Be and continue poor, young man, while others around you grow rich by; fraud and disloyalty; be without place or power, while others beg their way upwards; bear the pain of disappointed hopes, while others gain their by; flattery; forego the gracious pressure of the hand, for which others cringe and crawl. Wrap yourself in your own virtue, and seek a friend and your daily bread. If you have, in such a course, grown gray; with unblenched honor, bless God and die.
An honor-seeker is not really interested in self-improvement. He is only interested in gaining approval from others. Hence, he will disregard any fault he has if he knows that others will not notice it. On the other hand, a person who is able to forego his honor is able to focus on truth. His only thought is to do the right thing and he is willing to sacrifice his honor for his principles. Such a person will eventually receive honor, for he will constantly work on improving himself.
Love is not primarily a relationship to a specific person... Love is an attitude which determines how we relate to the world... Love is an activity of our spirit... Loving others is impossible until we love ourselves.
We are created by God for union with Himself... That’s really the meaning of heaven too: fulfillment, wholeness... Though no man has seen God, we have to learn how to love God through loving one another.
We may begin with considering a-new the nature and force of sympathy. The minds of all men are similar in their feelings and operations, nor can any one be actuated by any affection, of which all others are not, in some degree, susceptible. As in strings equally bound up, the motion of one communicates itself to the rest; so all the affections readily pass from one person to another, and beget correspondent movements in every human creature.
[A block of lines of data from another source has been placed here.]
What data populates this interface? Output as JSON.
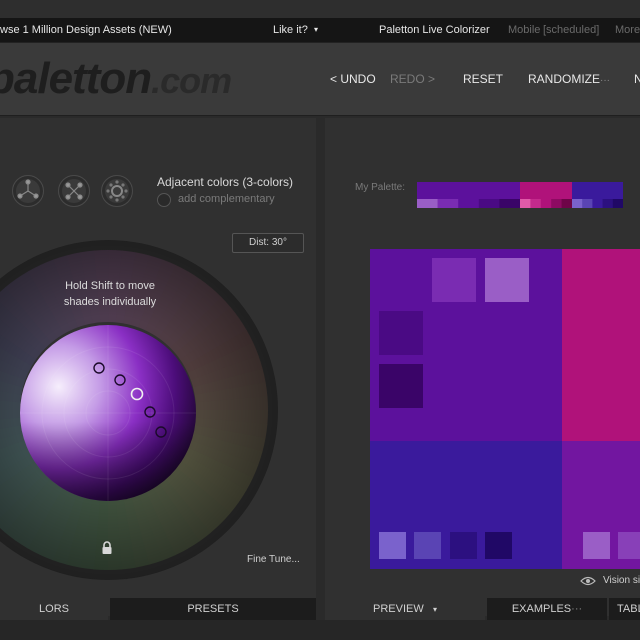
{
  "menubar": {
    "promo": "wse 1 Million Design Assets (NEW)",
    "like": "Like it?",
    "like_caret": "▾",
    "live": "Paletton Live Colorizer",
    "mobile": "Mobile",
    "scheduled": "[scheduled]",
    "more": "More"
  },
  "logo": {
    "main": "paletton",
    "dotcom": ".com"
  },
  "nav": {
    "undo": "< UNDO",
    "redo": "REDO >",
    "reset": "RESET",
    "randomize": "RANDOMIZE",
    "randomize_dots": "···",
    "next": "N"
  },
  "scheme": {
    "title": "Adjacent colors (3-colors)",
    "complement": "add complementary"
  },
  "wheel": {
    "dist": "Dist: 30°",
    "hint_line1": "Hold Shift to move",
    "hint_line2": "shades individually",
    "fine_tune": "Fine Tune..."
  },
  "palette": {
    "label": "My Palette:",
    "primary": "#5c119c",
    "accent": "#b0127a",
    "secondary": "#3a1a9c",
    "primary_shades": [
      "#9a5ec6",
      "#7a2cb2",
      "#5c119c",
      "#4a0a84",
      "#3a0468"
    ],
    "accent_shades": [
      "#e05aa8",
      "#c42a8c",
      "#b0127a",
      "#8e0a62",
      "#6e0448"
    ],
    "secondary_shades": [
      "#7a62cc",
      "#5a44b4",
      "#3a1a9c",
      "#2c1080",
      "#200866"
    ],
    "preview_colors": {
      "purple": "#5c119c",
      "magenta": "#b0127a",
      "indigo": "#3a1a9c",
      "violet": "#7216a0"
    }
  },
  "vision": "Vision si",
  "tabs": {
    "colors": "LORS",
    "presets": "PRESETS",
    "preview": "PREVIEW",
    "preview_caret": "▾",
    "examples": "EXAMPLES",
    "examples_dots": "···",
    "tables": "TABL"
  }
}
It is because we don’t know Who we are, because we are unaware that the Kingdom of Heaven is within us, that we behave in the generally silly, the often insane, the sometimes criminal ways that are so characteristically human. We are saved, we are liberated and enlightened, by perceiving the hitherto unperceived good that is already within us, by returning to our eternal Ground and remaining where, without knowing it, we have always been.